Most of the time was spent breaking down the songs. Parts of the songs were played by isolating the individual tracks so that you might only hear Ringo's drumming or John's vocal and then he showed all it all went together to make the song. There were plenty of photographs of the Beatles in the reading studio as well.
My only real complaint is that some of the songs he just skimmed over and didn't break it down. Fixing a Hole, for example was just mentioned in that "yeah--that song is on there. It might have been about Paul fixing up his home in Scotland." I would have liked more information. If we are deconstructing the Sgt. Pepper album, then let's do it for all the tracks.
There were some really neat things that came out during this lecture. Some of the things I already knew, but for someone who doesn't know the Melanie Coe story, I am sure would be interested in seeing the video clip that was shown. I didn't know that on the song "Lovely Rita" the Beatles used a comb wrapped in toilet paper to make the kazoo like sound. I also liked hearing what the Beatles were saying underneath the animals noises at the end of "Good Morning Good Morning."

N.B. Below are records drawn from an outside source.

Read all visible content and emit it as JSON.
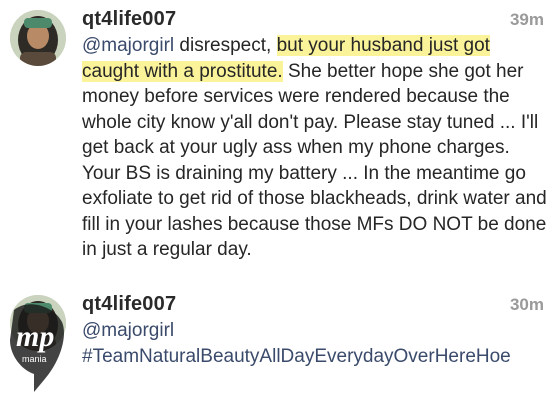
{
  "comments": [
    {
      "username": "qt4life007",
      "time": "39m",
      "mention": "@majorgirl",
      "text_before": " disrespect, ",
      "highlight": "but your husband just got caught with a prostitute.",
      "text_after": " She better hope she got her money before services were rendered because the whole city know y'all don't pay. Please stay tuned ... I'll get back at your ugly ass when my phone charges. Your BS is draining my battery ... In the meantime go exfoliate to get rid of those blackheads, drink water and fill in your lashes because those MFs DO NOT be done in just a regular day."
    },
    {
      "username": "qt4life007",
      "time": "30m",
      "mention": "@majorgirl",
      "hashtag": "#TeamNaturalBeautyAllDayEverydayOverHereHoe"
    }
  ],
  "watermark": {
    "logo_text": "mp",
    "sub_text": "mania"
  },
  "colors": {
    "highlight": "#fbf39a",
    "mention": "#3a4a6b",
    "text": "#262626",
    "timestamp": "#9a9a9a"
  }
}
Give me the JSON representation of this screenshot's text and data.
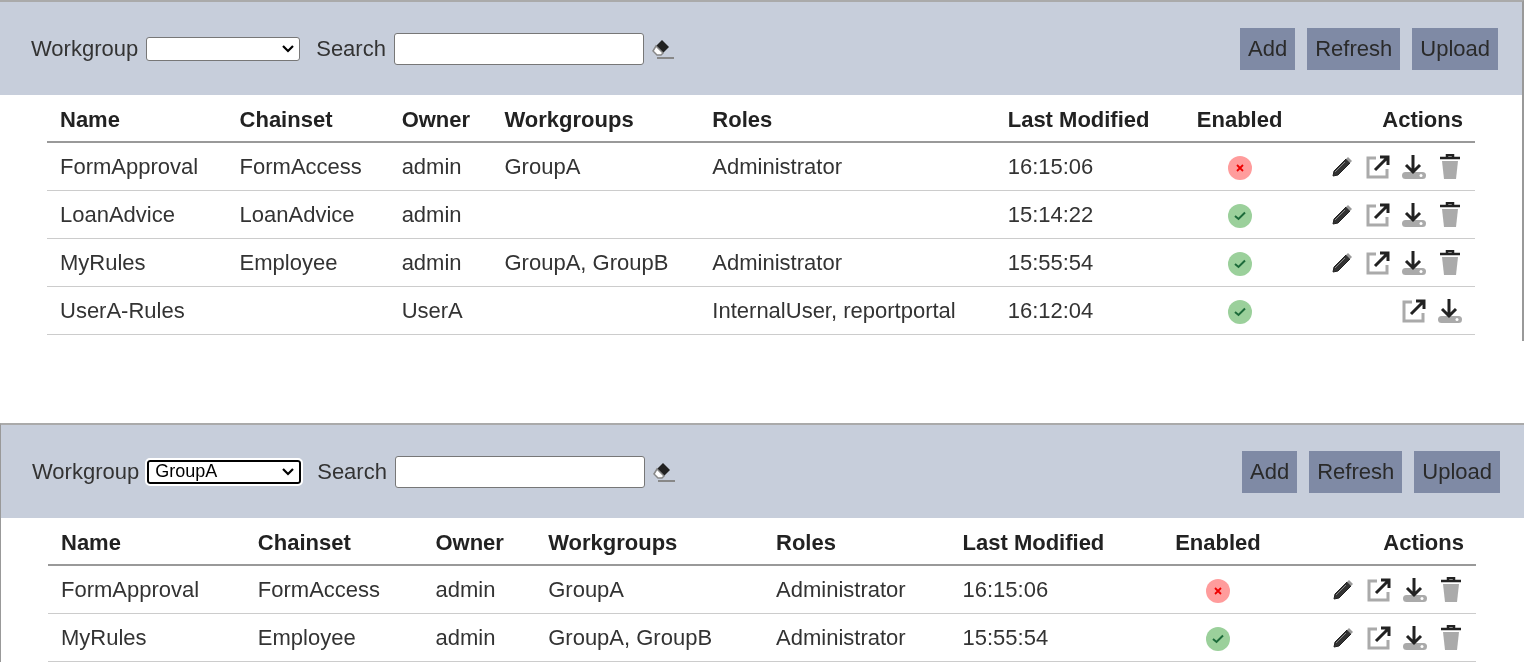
{
  "panels": [
    {
      "toolbar": {
        "workgroup_label": "Workgroup",
        "workgroup_focused": false,
        "search_label": "Search",
        "buttons": [
          "Add",
          "Refresh",
          "Upload"
        ]
      },
      "table": {
        "columns": [
          "Name",
          "Chainset",
          "Owner",
          "Workgroups",
          "Roles",
          "Last Modified",
          "Enabled",
          "Actions"
        ],
        "rows": [
          {
            "name": "FormApproval",
            "chainset": "FormAccess",
            "owner": "admin",
            "workgroups": "GroupA",
            "roles": "Administrator",
            "last_modified": "16:15:06",
            "enabled": false,
            "can_edit": true,
            "can_delete": true
          },
          {
            "name": "LoanAdvice",
            "chainset": "LoanAdvice",
            "owner": "admin",
            "workgroups": "",
            "roles": "",
            "last_modified": "15:14:22",
            "enabled": true,
            "can_edit": true,
            "can_delete": true
          },
          {
            "name": "MyRules",
            "chainset": "Employee",
            "owner": "admin",
            "workgroups": "GroupA, GroupB",
            "roles": "Administrator",
            "last_modified": "15:55:54",
            "enabled": true,
            "can_edit": true,
            "can_delete": true
          },
          {
            "name": "UserA-Rules",
            "chainset": "",
            "owner": "UserA",
            "workgroups": "",
            "roles": "InternalUser, reportportal",
            "last_modified": "16:12:04",
            "enabled": true,
            "can_edit": false,
            "can_delete": false
          }
        ]
      }
    },
    {
      "toolbar": {
        "workgroup_label": "Workgroup",
        "workgroup_value": "GroupA",
        "workgroup_focused": true,
        "search_label": "Search",
        "buttons": [
          "Add",
          "Refresh",
          "Upload"
        ]
      },
      "table": {
        "columns": [
          "Name",
          "Chainset",
          "Owner",
          "Workgroups",
          "Roles",
          "Last Modified",
          "Enabled",
          "Actions"
        ],
        "rows": [
          {
            "name": "FormApproval",
            "chainset": "FormAccess",
            "owner": "admin",
            "workgroups": "GroupA",
            "roles": "Administrator",
            "last_modified": "16:15:06",
            "enabled": false,
            "can_edit": true,
            "can_delete": true
          },
          {
            "name": "MyRules",
            "chainset": "Employee",
            "owner": "admin",
            "workgroups": "GroupA, GroupB",
            "roles": "Administrator",
            "last_modified": "15:55:54",
            "enabled": true,
            "can_edit": true,
            "can_delete": true
          }
        ]
      }
    }
  ]
}
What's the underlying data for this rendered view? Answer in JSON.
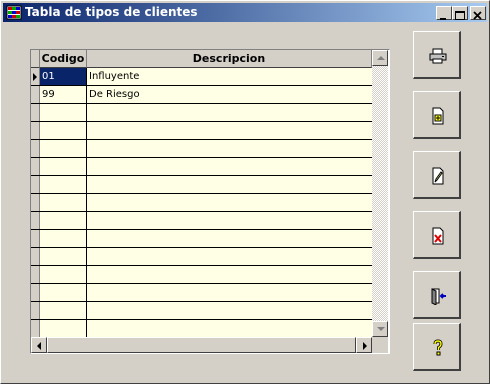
{
  "window": {
    "title": "Tabla de tipos de clientes"
  },
  "grid": {
    "columns": [
      "Codigo",
      "Descripcion"
    ],
    "rows": [
      {
        "codigo": "01",
        "descripcion": "Influyente",
        "selected": true
      },
      {
        "codigo": "99",
        "descripcion": "De Riesgo",
        "selected": false
      }
    ],
    "empty_rows": 14,
    "colors": {
      "row_bg": "#ffffe6",
      "selection": "#0a246a"
    }
  },
  "toolbar": {
    "buttons": [
      {
        "name": "print-button",
        "icon": "printer-icon"
      },
      {
        "name": "add-button",
        "icon": "new-document-icon"
      },
      {
        "name": "edit-button",
        "icon": "edit-document-icon"
      },
      {
        "name": "delete-button",
        "icon": "delete-document-icon"
      },
      {
        "name": "exit-button",
        "icon": "exit-door-icon"
      },
      {
        "name": "help-button",
        "icon": "help-icon"
      }
    ]
  }
}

It was a very interesting lecture and I think it was a perfect way to celebrate the 50th anniversary of the Sgt. Pepper album. I am not sure if this program will be released on DVD or shown on a streaming site anytime soon. But if it happens to be showing in your area, it is well worth your time to go see it for yourself.